The records |
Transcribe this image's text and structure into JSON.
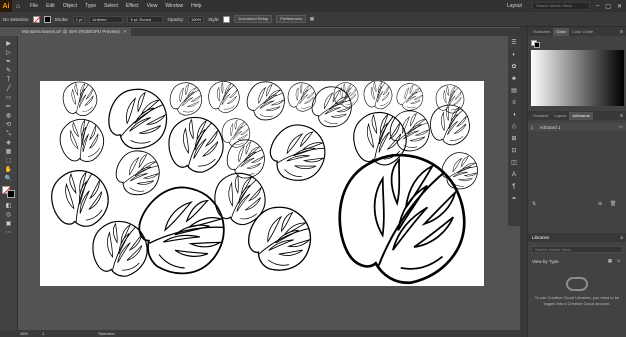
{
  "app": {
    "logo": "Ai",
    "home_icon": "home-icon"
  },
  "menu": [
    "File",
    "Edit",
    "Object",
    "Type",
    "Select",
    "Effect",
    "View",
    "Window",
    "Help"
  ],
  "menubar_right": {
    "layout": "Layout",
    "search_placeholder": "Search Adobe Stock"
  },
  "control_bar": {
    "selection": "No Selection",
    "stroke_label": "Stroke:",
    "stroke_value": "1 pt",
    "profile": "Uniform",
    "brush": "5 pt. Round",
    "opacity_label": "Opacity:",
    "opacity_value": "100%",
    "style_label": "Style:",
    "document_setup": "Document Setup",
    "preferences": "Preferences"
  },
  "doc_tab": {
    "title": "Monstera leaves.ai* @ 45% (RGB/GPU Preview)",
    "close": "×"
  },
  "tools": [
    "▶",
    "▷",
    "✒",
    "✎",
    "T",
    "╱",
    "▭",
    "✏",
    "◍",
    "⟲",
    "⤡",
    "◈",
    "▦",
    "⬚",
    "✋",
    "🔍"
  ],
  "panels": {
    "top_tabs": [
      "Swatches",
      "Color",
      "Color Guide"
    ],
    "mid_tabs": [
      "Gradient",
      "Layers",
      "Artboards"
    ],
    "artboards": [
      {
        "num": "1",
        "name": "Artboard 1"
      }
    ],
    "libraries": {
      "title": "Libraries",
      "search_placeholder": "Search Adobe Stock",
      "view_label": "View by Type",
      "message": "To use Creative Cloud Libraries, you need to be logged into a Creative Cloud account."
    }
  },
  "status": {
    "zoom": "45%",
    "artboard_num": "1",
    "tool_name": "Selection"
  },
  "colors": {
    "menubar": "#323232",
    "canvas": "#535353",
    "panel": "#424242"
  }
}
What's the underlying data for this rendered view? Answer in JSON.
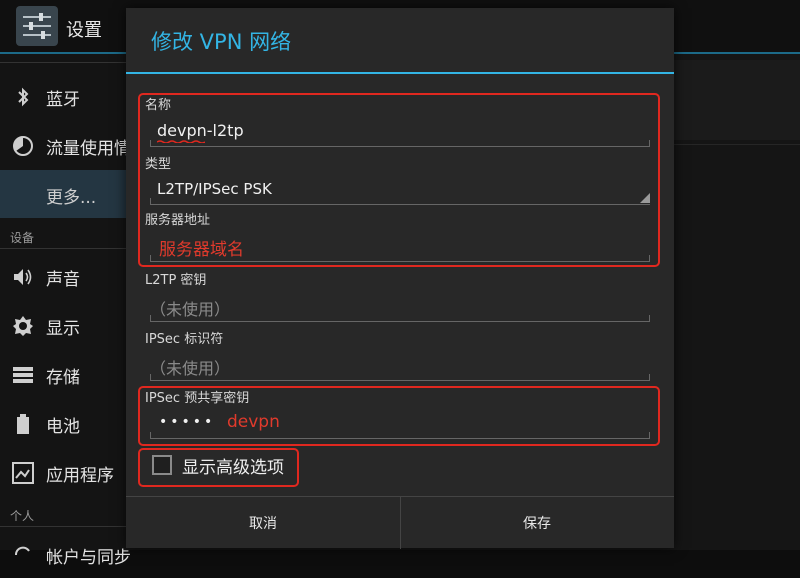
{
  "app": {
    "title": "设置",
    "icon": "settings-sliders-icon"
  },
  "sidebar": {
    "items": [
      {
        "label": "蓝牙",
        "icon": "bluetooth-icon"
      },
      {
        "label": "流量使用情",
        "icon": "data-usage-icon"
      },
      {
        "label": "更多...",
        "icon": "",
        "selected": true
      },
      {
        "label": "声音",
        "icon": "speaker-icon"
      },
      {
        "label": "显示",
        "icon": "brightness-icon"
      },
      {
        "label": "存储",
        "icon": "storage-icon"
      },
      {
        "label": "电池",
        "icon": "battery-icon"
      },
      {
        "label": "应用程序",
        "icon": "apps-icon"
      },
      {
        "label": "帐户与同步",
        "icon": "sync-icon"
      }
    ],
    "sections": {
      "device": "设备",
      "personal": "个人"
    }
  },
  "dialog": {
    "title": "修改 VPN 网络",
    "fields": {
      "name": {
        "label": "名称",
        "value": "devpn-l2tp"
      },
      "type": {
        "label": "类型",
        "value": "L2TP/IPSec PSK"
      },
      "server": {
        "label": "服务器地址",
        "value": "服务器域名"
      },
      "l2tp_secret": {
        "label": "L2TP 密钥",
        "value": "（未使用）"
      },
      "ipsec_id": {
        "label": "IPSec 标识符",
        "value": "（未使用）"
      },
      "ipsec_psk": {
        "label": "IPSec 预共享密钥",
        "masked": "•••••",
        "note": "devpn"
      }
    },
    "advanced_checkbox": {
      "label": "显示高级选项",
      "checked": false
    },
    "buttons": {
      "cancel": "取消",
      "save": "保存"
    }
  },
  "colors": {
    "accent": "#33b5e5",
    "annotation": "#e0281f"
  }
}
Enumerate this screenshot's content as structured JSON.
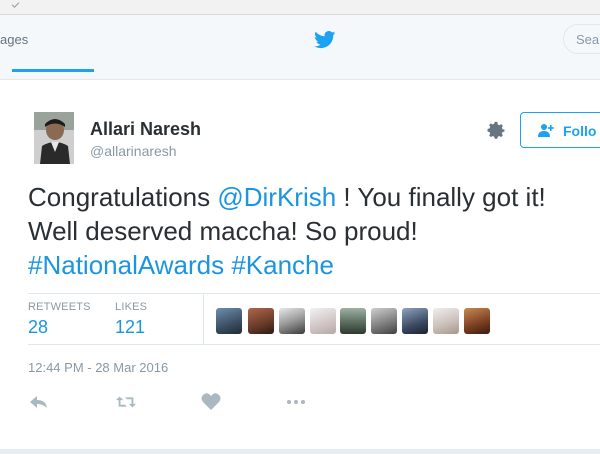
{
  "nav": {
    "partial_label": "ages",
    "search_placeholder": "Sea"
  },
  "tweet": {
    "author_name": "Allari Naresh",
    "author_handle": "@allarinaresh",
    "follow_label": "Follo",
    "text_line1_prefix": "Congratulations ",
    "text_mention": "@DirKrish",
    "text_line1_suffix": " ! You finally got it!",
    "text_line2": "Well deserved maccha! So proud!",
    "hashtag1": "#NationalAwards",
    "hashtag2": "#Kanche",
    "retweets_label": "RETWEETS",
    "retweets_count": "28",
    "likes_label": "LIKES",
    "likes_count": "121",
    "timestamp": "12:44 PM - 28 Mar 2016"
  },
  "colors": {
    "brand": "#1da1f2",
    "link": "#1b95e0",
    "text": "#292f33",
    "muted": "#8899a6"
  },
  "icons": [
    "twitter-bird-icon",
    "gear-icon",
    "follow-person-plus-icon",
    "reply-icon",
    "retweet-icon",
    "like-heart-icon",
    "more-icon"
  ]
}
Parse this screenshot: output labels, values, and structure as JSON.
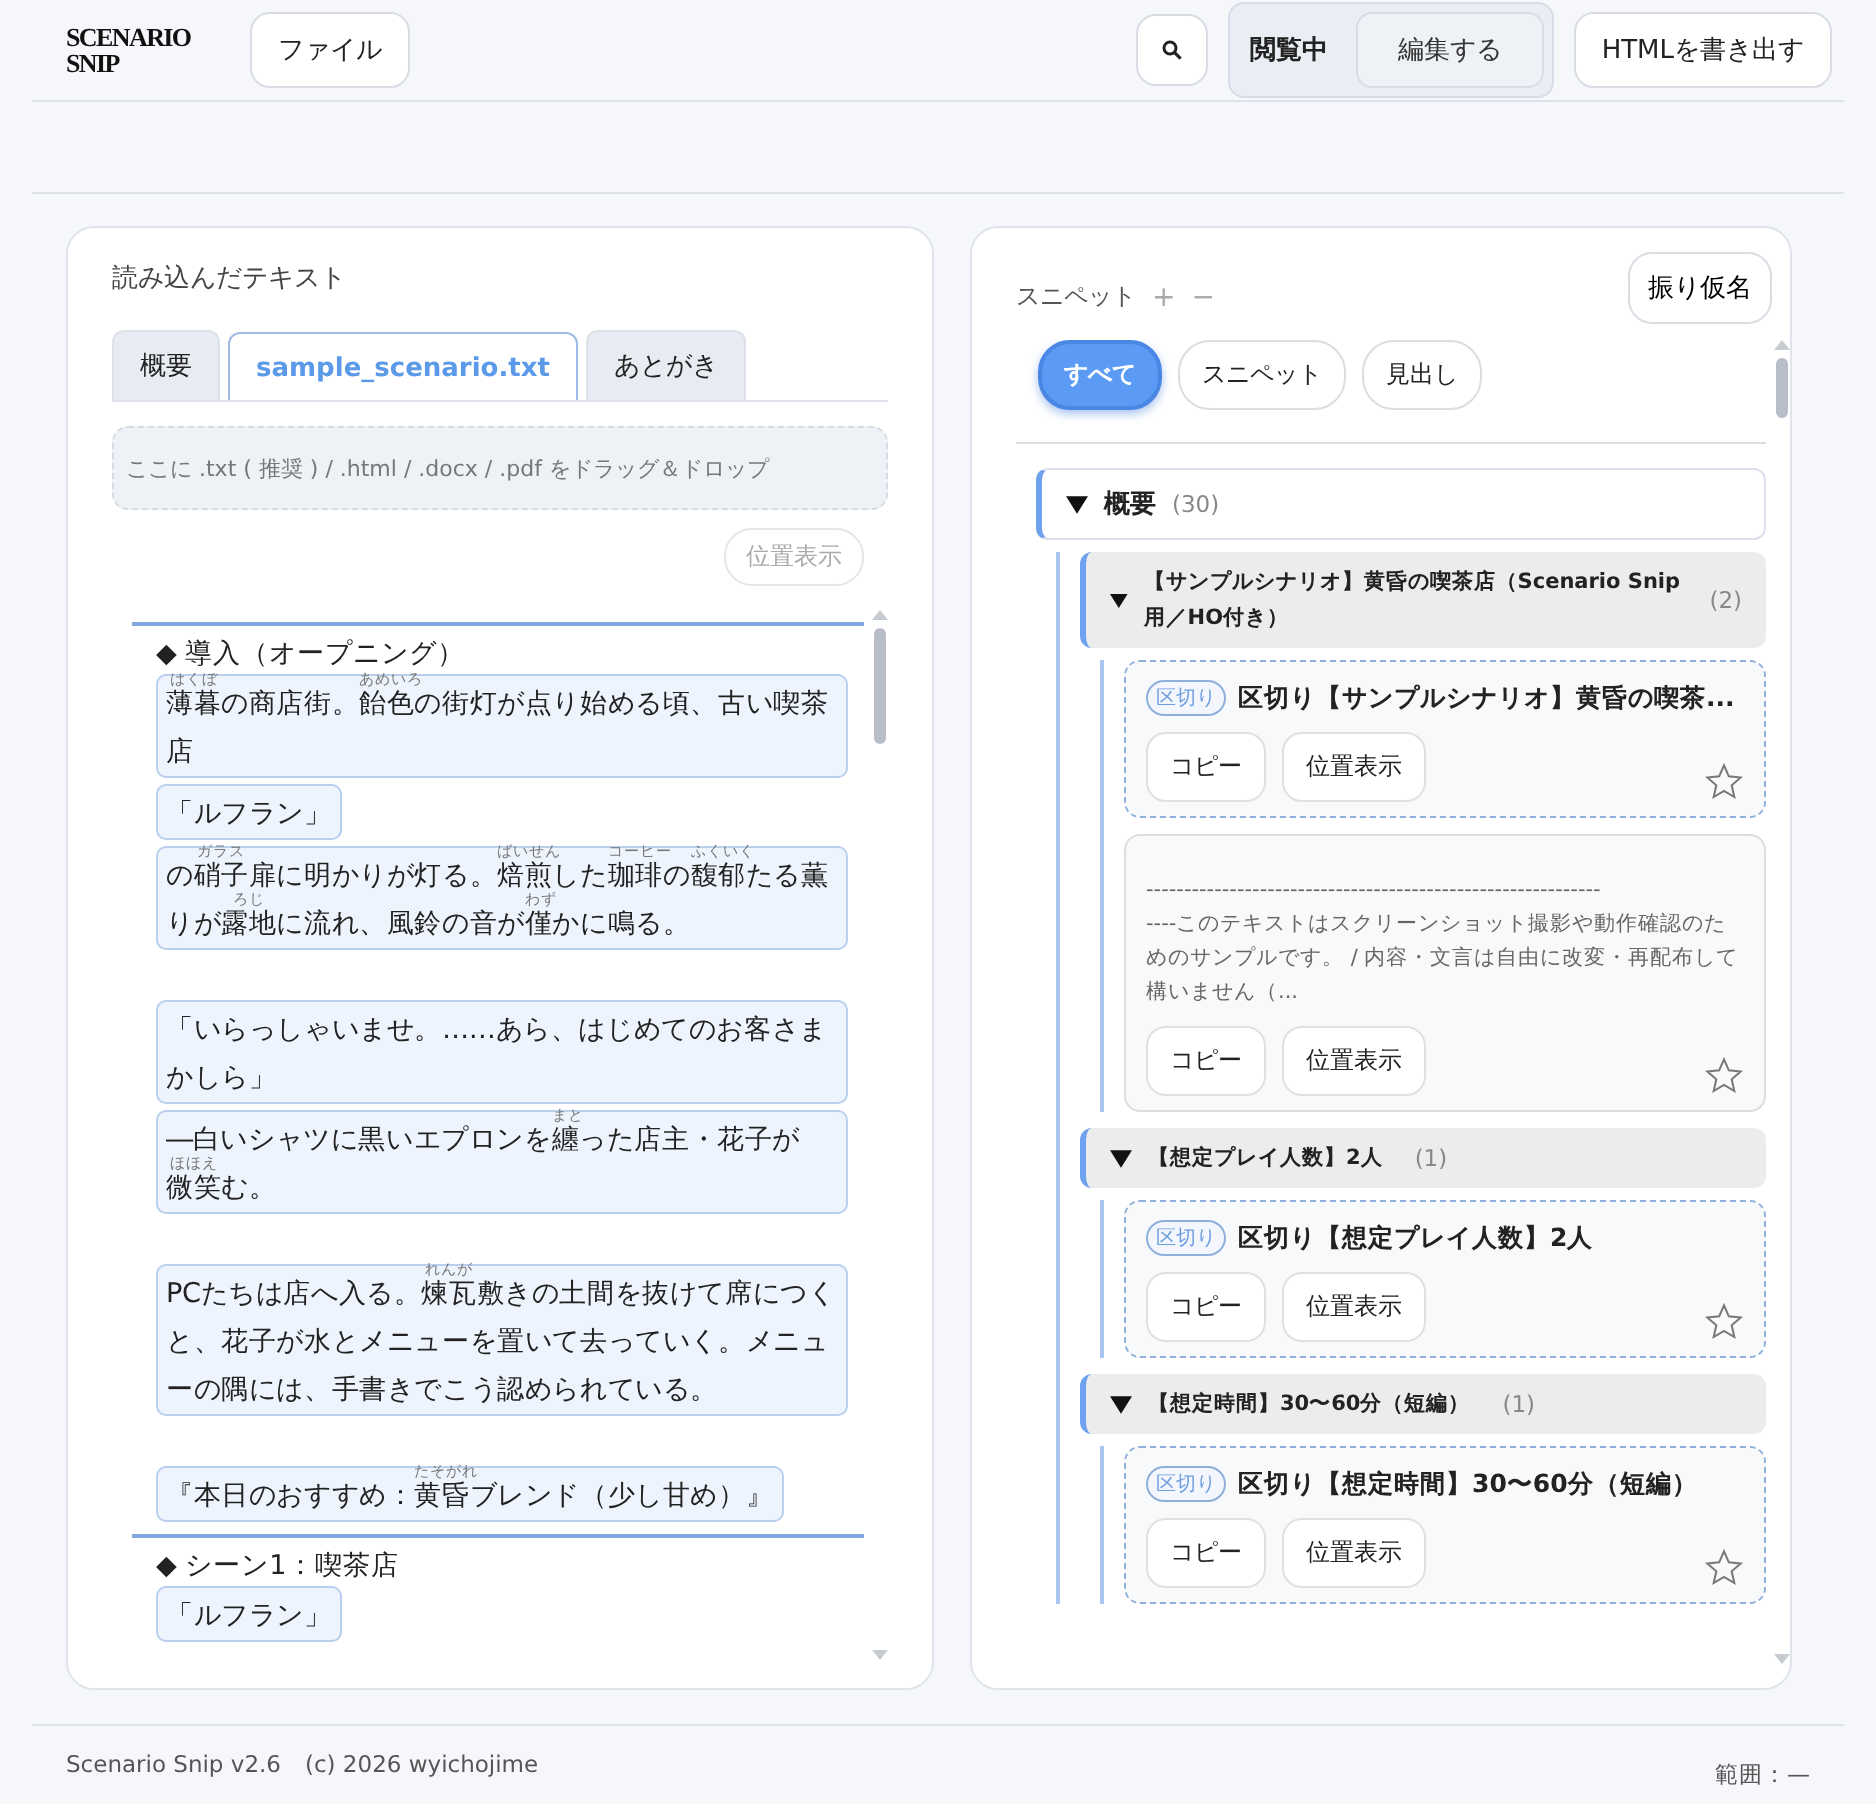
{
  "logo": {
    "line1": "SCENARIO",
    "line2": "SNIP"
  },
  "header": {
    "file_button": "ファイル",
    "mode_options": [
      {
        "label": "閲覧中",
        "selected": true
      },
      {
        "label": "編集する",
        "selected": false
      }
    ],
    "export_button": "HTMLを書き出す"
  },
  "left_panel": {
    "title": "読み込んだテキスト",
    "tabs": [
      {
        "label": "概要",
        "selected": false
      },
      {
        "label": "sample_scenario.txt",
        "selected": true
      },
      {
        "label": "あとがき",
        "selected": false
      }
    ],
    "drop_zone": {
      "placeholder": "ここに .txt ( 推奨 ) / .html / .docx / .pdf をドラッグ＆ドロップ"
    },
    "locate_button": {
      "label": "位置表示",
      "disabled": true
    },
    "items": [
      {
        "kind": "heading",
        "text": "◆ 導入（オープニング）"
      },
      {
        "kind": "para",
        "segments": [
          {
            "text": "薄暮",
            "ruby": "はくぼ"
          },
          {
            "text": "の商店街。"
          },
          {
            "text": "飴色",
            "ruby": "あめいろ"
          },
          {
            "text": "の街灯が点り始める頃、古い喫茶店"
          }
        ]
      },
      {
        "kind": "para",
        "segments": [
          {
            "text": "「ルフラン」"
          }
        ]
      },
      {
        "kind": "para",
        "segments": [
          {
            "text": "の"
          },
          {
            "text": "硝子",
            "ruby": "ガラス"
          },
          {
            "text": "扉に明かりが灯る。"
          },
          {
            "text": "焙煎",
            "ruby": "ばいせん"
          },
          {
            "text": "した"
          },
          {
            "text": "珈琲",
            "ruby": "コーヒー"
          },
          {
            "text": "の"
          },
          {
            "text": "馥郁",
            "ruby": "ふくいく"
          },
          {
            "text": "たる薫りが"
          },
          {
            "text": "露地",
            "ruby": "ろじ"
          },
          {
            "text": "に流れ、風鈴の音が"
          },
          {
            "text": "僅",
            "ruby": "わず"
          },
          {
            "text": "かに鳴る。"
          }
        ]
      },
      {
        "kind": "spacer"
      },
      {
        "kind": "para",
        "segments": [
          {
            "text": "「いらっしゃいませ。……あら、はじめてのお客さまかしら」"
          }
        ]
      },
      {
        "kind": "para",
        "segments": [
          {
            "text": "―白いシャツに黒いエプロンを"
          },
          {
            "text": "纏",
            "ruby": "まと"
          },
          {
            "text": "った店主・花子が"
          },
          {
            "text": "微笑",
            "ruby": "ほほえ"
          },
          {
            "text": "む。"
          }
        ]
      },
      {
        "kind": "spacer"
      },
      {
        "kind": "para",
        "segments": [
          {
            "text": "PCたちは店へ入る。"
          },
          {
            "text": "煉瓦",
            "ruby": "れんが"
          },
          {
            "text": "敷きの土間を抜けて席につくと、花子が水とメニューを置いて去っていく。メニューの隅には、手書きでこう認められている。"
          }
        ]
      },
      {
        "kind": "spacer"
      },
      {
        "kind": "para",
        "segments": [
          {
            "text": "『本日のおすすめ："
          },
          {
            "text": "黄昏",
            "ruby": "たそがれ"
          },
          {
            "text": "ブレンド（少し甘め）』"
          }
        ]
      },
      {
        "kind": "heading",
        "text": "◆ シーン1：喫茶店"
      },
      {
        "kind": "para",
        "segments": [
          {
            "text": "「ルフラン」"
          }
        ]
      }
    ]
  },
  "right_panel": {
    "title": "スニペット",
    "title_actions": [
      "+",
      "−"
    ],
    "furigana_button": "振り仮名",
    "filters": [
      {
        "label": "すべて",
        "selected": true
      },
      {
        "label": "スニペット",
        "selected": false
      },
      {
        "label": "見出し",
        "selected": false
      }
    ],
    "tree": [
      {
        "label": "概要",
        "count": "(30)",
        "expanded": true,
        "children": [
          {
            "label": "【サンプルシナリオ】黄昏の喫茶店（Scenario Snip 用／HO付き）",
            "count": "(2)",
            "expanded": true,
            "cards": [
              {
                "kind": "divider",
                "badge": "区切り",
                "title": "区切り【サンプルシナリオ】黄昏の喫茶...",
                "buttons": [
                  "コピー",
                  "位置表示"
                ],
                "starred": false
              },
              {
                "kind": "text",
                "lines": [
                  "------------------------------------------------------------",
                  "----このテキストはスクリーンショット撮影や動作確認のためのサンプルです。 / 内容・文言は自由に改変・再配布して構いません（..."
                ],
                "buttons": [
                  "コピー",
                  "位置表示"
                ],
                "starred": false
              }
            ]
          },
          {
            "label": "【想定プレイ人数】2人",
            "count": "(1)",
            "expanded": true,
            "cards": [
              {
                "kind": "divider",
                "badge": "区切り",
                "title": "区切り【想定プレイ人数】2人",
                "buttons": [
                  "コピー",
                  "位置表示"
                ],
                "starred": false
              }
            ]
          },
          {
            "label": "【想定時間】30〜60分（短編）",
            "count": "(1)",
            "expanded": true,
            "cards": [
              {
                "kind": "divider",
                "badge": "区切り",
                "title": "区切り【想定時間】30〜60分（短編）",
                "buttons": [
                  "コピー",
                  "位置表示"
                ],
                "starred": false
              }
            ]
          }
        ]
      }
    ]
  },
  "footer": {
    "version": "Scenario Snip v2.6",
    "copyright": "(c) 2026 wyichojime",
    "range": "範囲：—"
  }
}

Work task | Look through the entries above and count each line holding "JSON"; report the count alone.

Written response | 4